They reached 20,000 people in two hours and 150,000 in 72 hours. It was on TV news within five minutes of launching the campaign. Overdoses dropped off within a day or so of their social media campaign.
Additional steps include:
- All Lowell Fire Stations are safe havens for rehabilitation. That means that someone who is using illegal drugs can come to any fire station and be referred to rehabilitation without fear of getting arrested for possession.
- They have tested several theories about opiate use using data. For example, there is no correlation between day of the week or between when Social Security checks are administered and overdoses. But there is a relationship between overdoses that occur outdoors and the proximity of the drug purchase. This is helpful for law enforcement working to arrest dealers. All of the 200 communities included in the 13 towns served by Trinity, across all socioeconomic backgrounds, have had at least one overdose.
- The COOP has been effective at pushing insurance companies to cover drug treatment even when reluctant.
- The COOP has developed a short presentation on overdoses for businesses and the general public. This presentation includes what a narcotic overdose looks like, when to call 911 and what to do with a needle when you find one.
- Because Trinity has such a deep dataset and the tools to analyze it, they have become the go-to agency for questions about the crisis. Recently, someone was asking about the number of overdoses that happen in public bathrooms. Trinity had the answer.
- The District Attorney became concerned about the impact this crisis was having on children. It’s estimated that 34,000 children are being raised by grandparents or others because their parents are dead, in jail or otherwise unavailable due to addiction. She launched Project CARE (Child Assessment and Response Evaluation) to help provide immediate services to children who experience opioid-related trauma. The COOP team activates this resource anytime they see toys, car seats or other evidence of children.

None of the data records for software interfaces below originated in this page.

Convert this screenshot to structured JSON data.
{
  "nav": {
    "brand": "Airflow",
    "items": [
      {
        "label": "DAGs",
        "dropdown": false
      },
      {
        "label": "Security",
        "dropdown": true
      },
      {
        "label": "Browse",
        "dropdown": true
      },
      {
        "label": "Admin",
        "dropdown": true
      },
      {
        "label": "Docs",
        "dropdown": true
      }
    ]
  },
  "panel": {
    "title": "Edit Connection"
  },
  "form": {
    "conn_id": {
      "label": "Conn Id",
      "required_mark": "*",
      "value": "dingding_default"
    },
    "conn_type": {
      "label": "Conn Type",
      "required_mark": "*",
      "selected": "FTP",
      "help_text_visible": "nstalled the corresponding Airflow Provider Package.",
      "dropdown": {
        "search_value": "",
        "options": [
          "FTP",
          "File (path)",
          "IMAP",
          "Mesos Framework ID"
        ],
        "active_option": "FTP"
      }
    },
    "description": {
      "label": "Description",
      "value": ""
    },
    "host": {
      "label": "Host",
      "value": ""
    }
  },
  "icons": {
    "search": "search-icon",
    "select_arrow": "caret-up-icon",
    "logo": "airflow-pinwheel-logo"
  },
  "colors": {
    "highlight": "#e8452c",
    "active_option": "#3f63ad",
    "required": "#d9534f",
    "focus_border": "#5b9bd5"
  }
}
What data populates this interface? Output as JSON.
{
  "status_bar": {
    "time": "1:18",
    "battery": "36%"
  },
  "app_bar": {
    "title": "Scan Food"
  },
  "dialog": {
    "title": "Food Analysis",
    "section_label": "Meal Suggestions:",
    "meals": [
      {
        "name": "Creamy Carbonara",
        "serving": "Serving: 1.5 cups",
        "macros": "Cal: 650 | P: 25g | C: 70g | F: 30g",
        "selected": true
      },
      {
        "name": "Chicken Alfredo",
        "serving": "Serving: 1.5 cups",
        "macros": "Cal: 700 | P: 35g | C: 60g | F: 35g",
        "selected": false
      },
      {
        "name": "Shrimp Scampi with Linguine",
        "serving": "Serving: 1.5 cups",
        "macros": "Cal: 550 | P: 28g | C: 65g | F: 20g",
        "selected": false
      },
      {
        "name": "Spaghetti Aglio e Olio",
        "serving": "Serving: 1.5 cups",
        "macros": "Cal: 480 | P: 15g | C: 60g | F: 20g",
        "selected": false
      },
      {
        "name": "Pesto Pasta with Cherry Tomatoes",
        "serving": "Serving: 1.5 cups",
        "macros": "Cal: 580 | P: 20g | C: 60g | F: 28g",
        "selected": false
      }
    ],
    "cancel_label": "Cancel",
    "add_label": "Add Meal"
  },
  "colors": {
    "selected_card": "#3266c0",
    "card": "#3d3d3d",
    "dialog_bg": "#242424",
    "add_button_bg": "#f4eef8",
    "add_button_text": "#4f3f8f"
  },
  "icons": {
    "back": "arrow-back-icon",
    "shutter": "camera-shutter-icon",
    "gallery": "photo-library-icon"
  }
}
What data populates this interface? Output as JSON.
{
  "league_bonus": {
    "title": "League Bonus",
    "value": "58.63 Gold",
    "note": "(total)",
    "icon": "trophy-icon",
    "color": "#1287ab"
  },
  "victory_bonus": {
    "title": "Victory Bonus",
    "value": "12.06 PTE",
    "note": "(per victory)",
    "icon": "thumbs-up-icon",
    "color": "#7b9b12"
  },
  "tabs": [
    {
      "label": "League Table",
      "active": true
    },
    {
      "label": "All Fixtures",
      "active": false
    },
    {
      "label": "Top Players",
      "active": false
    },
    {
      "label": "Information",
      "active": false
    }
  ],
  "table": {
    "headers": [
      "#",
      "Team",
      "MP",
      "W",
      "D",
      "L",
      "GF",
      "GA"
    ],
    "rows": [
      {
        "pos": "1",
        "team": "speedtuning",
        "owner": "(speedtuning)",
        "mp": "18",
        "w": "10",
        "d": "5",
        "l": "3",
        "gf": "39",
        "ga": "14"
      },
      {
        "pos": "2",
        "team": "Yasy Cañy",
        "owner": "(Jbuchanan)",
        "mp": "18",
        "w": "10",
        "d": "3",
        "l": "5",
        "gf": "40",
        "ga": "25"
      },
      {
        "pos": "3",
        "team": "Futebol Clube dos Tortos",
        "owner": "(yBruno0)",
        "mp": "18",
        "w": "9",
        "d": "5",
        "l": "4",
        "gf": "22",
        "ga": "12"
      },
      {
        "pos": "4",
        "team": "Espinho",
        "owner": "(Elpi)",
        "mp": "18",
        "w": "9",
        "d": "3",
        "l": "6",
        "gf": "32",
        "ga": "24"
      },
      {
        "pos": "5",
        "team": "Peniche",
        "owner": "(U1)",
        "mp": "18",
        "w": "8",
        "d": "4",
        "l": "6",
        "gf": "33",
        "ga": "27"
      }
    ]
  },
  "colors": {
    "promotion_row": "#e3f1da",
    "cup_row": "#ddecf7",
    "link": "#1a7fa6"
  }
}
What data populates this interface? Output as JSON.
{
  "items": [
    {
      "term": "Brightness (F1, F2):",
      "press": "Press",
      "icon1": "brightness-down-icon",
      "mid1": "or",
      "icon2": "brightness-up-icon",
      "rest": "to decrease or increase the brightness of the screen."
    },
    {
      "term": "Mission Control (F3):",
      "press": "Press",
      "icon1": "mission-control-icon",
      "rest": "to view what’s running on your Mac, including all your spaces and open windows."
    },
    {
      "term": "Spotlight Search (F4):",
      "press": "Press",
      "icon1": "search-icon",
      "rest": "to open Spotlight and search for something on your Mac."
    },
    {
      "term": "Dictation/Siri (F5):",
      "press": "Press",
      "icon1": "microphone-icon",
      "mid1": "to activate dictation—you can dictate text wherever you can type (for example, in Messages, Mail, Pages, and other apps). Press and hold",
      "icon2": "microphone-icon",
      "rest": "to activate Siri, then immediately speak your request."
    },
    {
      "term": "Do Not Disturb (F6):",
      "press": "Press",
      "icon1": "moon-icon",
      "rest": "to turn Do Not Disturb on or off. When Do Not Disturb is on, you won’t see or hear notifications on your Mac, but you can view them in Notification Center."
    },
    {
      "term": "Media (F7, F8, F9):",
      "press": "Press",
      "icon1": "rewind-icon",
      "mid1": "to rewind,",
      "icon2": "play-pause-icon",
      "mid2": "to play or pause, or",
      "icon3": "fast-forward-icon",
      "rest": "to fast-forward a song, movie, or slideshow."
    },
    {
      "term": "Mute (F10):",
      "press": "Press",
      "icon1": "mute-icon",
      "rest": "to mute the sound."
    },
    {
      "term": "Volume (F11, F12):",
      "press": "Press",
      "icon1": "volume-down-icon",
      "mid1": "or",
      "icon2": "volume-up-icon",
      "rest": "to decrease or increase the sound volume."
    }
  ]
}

The opioid crisis shows no signs of slowing down across the country. Using a data-driven approach to performance improvement, it’s possible to save lives and decrease suffering for people who suffer from addiction and the people who love them.
About the authors
Jon Kelley is the director of communications and information technology for Trinity EMS. An award-winning expert in the field of opioid related data analysis, program development and community engagement, he regularly presents at conferences and workshops.
Mike Taigman uses more than four decades of experience to help EMS leaders and field personnel improve the care/service they provide to patients and their communities. Mike is the Improvement Guide for FirstWatch, a company which provides near-real time monitoring and analysis of data along with performance improvement coaching for EMS agencies.
He holds a Master’s Degree in Organizational Systems and is an Associate Professor in the Emergency Health Services Management graduate program at the University of Maryland Baltimore County. He’s also the facilitator for the EMS Agenda 2050 project. Email Mike Taigman at firstname.lastname@example.org.